“You look lost, friend.”

The masked man—peculiar, to wear a mask over his mouth and nose even in town, unless—no, nevermind. The masked man shifted in his seat to lock eyes with Allis.

“Oh? I know exactly where I am,” he breathed through the mask.

“Oh, no, no no. No, you do not.”

“I’m outside the Floating Acorn, drinking a sour wine, waiting for the sun to set while the First Flower festival procession passes by.”

“And you are lost, friend! A man of such darkness out here in the bright daylight. A man in the bleak winter of his life who, though he knows it not, seeks the bounties of spring!”

Allis pulled out the chair across from the masked man and had a seat. That caught the man off-guard. It always does!

“My name is Allister. What’s yours?”

“… It’s Cathaoir. What do you want, old man?”

“I want to know why this man, chiseled out of the very glaciers, is drawn so strongly to the first bloom.”

“I know the tavern keeper here, and he serves good wine.”

“And you chose to sit at one of the two tables he set outside, rather than in the empty tavern, where a man of your disposition might ordinarily be found!”

The man’s eyes twitched with realization. Realization! Here was a man that might be willing to turn his eyes upon the truth.

“You know not of my disposition.”

Oh, a shame. He was defensive. Probably to be expected of the ice-man. Not a problem!

“Oh, but I do. You see, there is much knowledge that can be gleaned merely by a man’s eyes, face, and place.

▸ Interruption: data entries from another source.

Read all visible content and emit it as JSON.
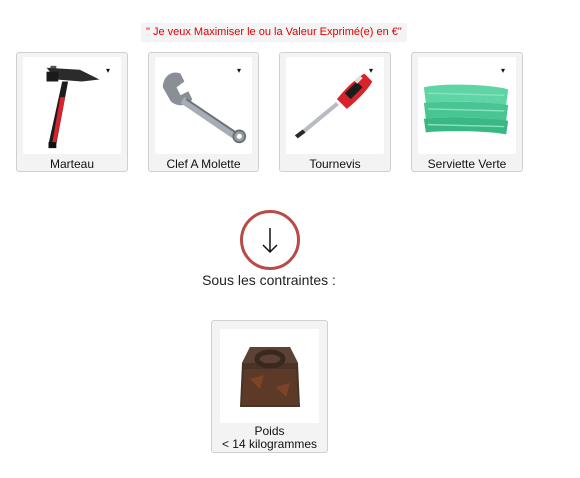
{
  "objective": "\" Je veux Maximiser le ou la Valeur Exprimé(e) en €\"",
  "items": [
    {
      "label": "Marteau",
      "icon": "hammer-icon"
    },
    {
      "label": "Clef A Molette",
      "icon": "wrench-icon"
    },
    {
      "label": "Tournevis",
      "icon": "screwdriver-icon"
    },
    {
      "label": "Serviette Verte",
      "icon": "towel-icon"
    }
  ],
  "dropdown_caret": "▾",
  "arrow_icon": "arrow-down-icon",
  "constraints_label": "Sous les contraintes :",
  "constraint": {
    "label": "Poids",
    "condition": "< 14 kilogrammes",
    "icon": "weight-icon"
  },
  "colors": {
    "objective_text": "#e00000",
    "arrow_circle": "#b94a48",
    "card_bg": "#f3f3f3",
    "card_border": "#cfcfcf"
  }
}
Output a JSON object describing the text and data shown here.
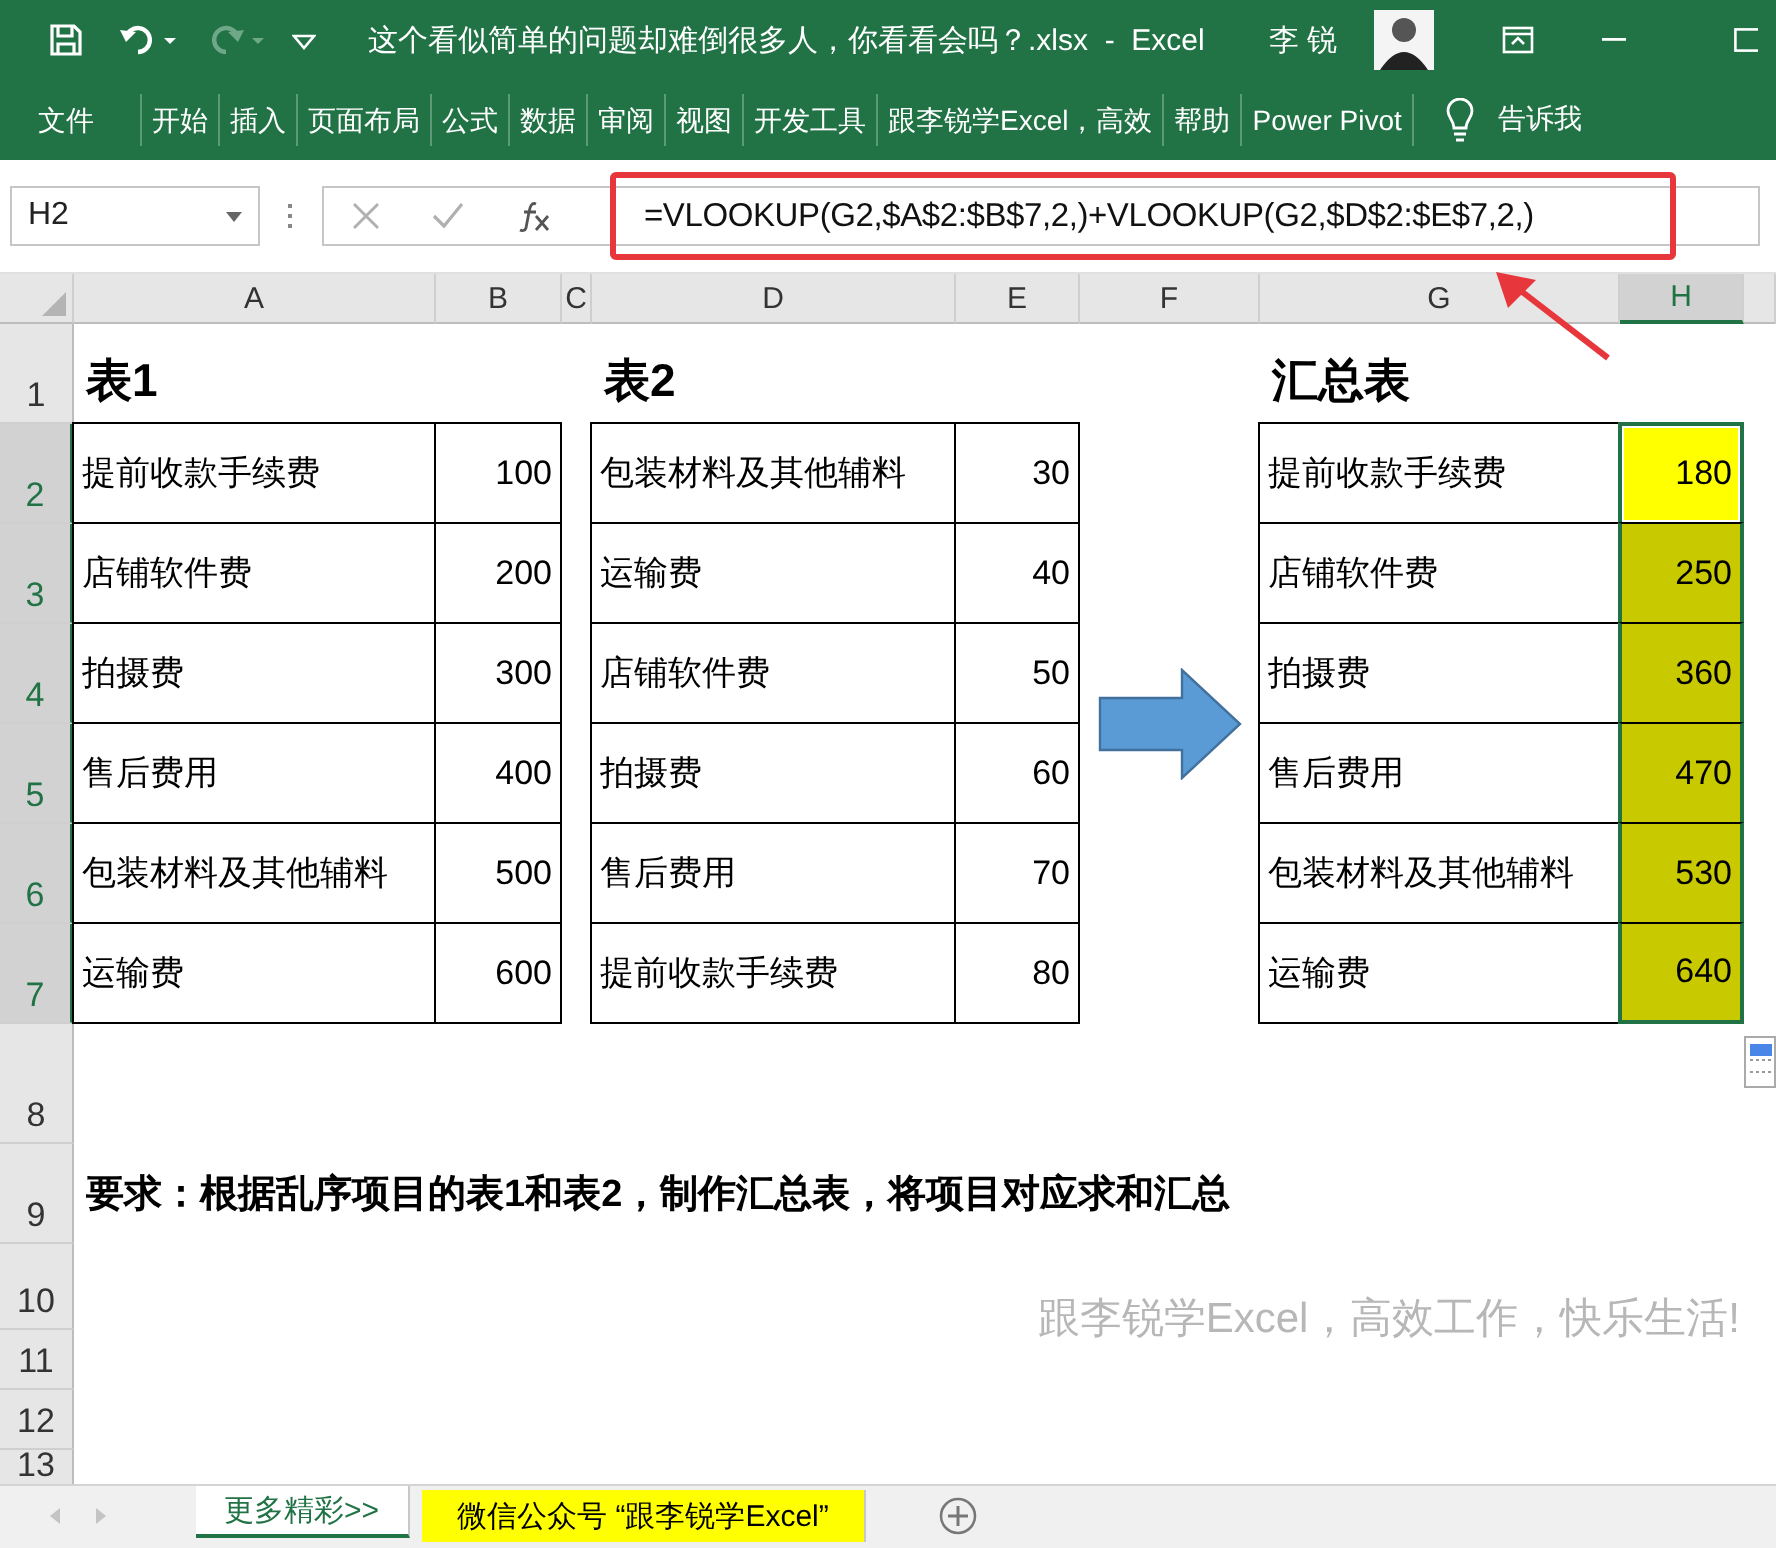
{
  "title_bar": {
    "title": "这个看似简单的问题却难倒很多人，你看看会吗？.xlsx  -  Excel",
    "user": "李 锐"
  },
  "ribbon_tabs": [
    {
      "label": "文件",
      "selected": false
    },
    {
      "label": "开始",
      "selected": false
    },
    {
      "label": "插入",
      "selected": false
    },
    {
      "label": "页面布局",
      "selected": false
    },
    {
      "label": "公式",
      "selected": false
    },
    {
      "label": "数据",
      "selected": false
    },
    {
      "label": "审阅",
      "selected": false
    },
    {
      "label": "视图",
      "selected": false
    },
    {
      "label": "开发工具",
      "selected": false
    },
    {
      "label": "跟李锐学Excel，高效",
      "selected": false
    },
    {
      "label": "帮助",
      "selected": false
    },
    {
      "label": "Power Pivot",
      "selected": false
    }
  ],
  "tell_me": "告诉我",
  "formula_bar": {
    "name_box": "H2",
    "formula": "=VLOOKUP(G2,$A$2:$B$7,2,)+VLOOKUP(G2,$D$2:$E$7,2,)"
  },
  "columns": [
    {
      "label": "A",
      "selected": false
    },
    {
      "label": "B",
      "selected": false
    },
    {
      "label": "C",
      "selected": false
    },
    {
      "label": "D",
      "selected": false
    },
    {
      "label": "E",
      "selected": false
    },
    {
      "label": "F",
      "selected": false
    },
    {
      "label": "G",
      "selected": false
    },
    {
      "label": "H",
      "selected": true
    }
  ],
  "rows": [
    {
      "label": "1",
      "selected": false
    },
    {
      "label": "2",
      "selected": true
    },
    {
      "label": "3",
      "selected": true
    },
    {
      "label": "4",
      "selected": true
    },
    {
      "label": "5",
      "selected": true
    },
    {
      "label": "6",
      "selected": true
    },
    {
      "label": "7",
      "selected": true
    },
    {
      "label": "8",
      "selected": false
    },
    {
      "label": "9",
      "selected": false
    },
    {
      "label": "10",
      "selected": false
    },
    {
      "label": "11",
      "selected": false
    },
    {
      "label": "12",
      "selected": false
    },
    {
      "label": "13",
      "selected": false
    }
  ],
  "table1": {
    "title": "表1",
    "rows": [
      {
        "item": "提前收款手续费",
        "amount": "100"
      },
      {
        "item": "店铺软件费",
        "amount": "200"
      },
      {
        "item": "拍摄费",
        "amount": "300"
      },
      {
        "item": "售后费用",
        "amount": "400"
      },
      {
        "item": "包装材料及其他辅料",
        "amount": "500"
      },
      {
        "item": "运输费",
        "amount": "600"
      }
    ]
  },
  "table2": {
    "title": "表2",
    "rows": [
      {
        "item": "包装材料及其他辅料",
        "amount": "30"
      },
      {
        "item": "运输费",
        "amount": "40"
      },
      {
        "item": "店铺软件费",
        "amount": "50"
      },
      {
        "item": "拍摄费",
        "amount": "60"
      },
      {
        "item": "售后费用",
        "amount": "70"
      },
      {
        "item": "提前收款手续费",
        "amount": "80"
      }
    ]
  },
  "summary": {
    "title": "汇总表",
    "rows": [
      {
        "item": "提前收款手续费",
        "total": "180",
        "selected": true,
        "active": true
      },
      {
        "item": "店铺软件费",
        "total": "250",
        "selected": true,
        "active": false
      },
      {
        "item": "拍摄费",
        "total": "360",
        "selected": true,
        "active": false
      },
      {
        "item": "售后费用",
        "total": "470",
        "selected": true,
        "active": false
      },
      {
        "item": "包装材料及其他辅料",
        "total": "530",
        "selected": true,
        "active": false
      },
      {
        "item": "运输费",
        "total": "640",
        "selected": true,
        "active": false
      }
    ]
  },
  "requirement": "要求：根据乱序项目的表1和表2，制作汇总表，将项目对应求和汇总",
  "footer_note": "跟李锐学Excel，高效工作，快乐生活!",
  "sheet_tabs": [
    {
      "label": "更多精彩>>",
      "selected": true
    },
    {
      "label": "微信公众号 “跟李锐学Excel”",
      "selected": false,
      "color": "#ffff00"
    }
  ]
}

You have not yet told me I am wrong about anything, yes?”

Cathaoir replied with bemused silence.

“You see? The facts of your glumness and your proximity to the sweet, mortal warmth of the festivities? In their very contrast they bring answers, and yet, more questions. But questions that themselves are byproducts of knowledge. Questions that themselves must be understood as progress toward further knowledge rather than the lack of it!”

“What if I told you that your senses will fail you, old man? What if I told you that you saw the wrong thing, that your explanation had failed? This ‘glum’ man knows that your eyes will fail you in the wilderness, and so you must not always trust them.”

“No matter. You see, to date, all that I have learned, nothing can be said to be truly inexplicable. The field of stars may change as the seasons pass, and as such new constellations must be drawn—a failed answer means that another one lies in wait!—but never has it—or will it, in my estimation—be truly impossible to see grand arcs above us. Even if many of the stars are invisible without the help of our friends, and even if we see only the tiniest sector of the night sky, even if during the day we cannot see them at all. The stars will be there!”

“… our friends?”

Allister grinned, and he waved his fingers through the air and spoke a few words of power. The pattern was deep and unforgettable.

Three little squirrels, woven from shining light, appeared on the table. Two chased each other merrily, and one hopped up to sniff at the wine glass.

Cathaoir stared.

“Understanding is impossible without them!”

Cathaoir’s eyes twitched again. Realization? Possibly!

“Ah, you had better drink that wine, Cathaoir.”

“… Yes. I can have Tolbert bring you a glass if you like.”

“Oh, of course!”